* [Problem statement] Count the lines below that contain the word "image", and give only that number.

* [Dataset records]
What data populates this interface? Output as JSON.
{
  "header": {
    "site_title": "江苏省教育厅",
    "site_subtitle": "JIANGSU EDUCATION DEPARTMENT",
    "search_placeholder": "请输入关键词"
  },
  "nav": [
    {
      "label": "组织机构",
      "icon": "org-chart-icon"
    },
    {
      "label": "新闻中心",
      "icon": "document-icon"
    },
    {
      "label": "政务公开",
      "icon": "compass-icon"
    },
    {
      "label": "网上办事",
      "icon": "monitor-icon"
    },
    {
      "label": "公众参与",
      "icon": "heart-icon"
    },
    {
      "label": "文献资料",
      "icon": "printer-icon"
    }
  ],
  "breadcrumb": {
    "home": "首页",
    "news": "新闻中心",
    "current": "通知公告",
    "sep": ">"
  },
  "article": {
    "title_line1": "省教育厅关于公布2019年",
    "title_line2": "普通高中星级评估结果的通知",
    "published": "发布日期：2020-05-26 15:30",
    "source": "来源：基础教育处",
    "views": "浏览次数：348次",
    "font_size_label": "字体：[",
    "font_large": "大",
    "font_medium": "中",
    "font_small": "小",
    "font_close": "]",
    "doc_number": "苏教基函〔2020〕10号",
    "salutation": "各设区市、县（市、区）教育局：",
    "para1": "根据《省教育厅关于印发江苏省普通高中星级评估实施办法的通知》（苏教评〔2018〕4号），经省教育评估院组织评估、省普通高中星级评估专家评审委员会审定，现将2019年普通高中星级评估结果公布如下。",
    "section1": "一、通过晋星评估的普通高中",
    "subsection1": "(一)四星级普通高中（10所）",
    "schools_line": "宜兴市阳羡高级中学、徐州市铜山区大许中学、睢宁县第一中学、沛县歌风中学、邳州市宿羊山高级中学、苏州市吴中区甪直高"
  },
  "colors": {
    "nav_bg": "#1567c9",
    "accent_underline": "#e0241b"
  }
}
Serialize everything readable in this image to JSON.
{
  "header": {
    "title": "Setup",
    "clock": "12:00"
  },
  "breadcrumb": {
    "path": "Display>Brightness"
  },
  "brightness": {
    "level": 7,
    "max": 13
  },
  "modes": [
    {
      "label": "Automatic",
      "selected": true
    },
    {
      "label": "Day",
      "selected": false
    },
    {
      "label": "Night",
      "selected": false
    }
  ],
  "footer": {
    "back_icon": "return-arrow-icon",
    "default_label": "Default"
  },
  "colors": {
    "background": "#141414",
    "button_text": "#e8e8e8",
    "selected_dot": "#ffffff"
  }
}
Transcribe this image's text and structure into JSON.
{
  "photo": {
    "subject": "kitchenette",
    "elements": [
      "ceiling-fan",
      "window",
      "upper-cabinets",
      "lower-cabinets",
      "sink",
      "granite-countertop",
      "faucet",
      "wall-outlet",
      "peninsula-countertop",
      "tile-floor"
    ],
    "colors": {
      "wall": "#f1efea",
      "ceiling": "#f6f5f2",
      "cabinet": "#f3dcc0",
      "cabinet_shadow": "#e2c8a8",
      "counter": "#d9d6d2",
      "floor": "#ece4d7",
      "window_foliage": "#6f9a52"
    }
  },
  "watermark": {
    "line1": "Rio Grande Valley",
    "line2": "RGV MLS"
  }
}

* [Task output] 2